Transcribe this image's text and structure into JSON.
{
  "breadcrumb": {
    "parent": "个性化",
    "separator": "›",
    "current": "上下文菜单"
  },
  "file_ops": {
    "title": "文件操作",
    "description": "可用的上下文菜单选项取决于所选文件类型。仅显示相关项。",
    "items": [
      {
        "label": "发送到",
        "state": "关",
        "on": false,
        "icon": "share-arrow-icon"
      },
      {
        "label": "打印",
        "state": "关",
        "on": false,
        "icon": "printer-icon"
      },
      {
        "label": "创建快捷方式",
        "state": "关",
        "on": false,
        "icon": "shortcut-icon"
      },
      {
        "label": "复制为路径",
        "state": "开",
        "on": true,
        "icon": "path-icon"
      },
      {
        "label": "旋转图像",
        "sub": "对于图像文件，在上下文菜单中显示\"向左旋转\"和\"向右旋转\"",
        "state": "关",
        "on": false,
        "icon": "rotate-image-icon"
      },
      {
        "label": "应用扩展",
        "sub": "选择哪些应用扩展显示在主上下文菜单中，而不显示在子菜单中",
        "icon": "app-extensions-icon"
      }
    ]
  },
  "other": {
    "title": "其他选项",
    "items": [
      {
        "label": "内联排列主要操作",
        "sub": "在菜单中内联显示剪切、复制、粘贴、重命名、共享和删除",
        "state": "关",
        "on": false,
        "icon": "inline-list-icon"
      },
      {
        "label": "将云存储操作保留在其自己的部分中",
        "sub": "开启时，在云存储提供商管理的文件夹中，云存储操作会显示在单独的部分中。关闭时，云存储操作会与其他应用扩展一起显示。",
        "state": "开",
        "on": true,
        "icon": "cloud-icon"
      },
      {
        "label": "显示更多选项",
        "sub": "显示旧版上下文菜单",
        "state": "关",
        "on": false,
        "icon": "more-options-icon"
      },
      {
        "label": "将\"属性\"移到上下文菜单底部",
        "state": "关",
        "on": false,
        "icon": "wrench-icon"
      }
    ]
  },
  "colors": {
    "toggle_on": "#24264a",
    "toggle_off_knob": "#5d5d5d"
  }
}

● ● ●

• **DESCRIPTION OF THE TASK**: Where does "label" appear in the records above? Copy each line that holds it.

• **RESULT OF THIS EXERCISE**:
        "label": "发送到",
        "label": "打印",
        "label": "创建快捷方式",
        "label": "复制为路径",
        "label": "旋转图像",
        "label": "应用扩展",
        "label": "内联排列主要操作",
        "label": "将云存储操作保留在其自己的部分中",
        "label": "显示更多选项",
        "label": "将\"属性\"移到上下文菜单底部",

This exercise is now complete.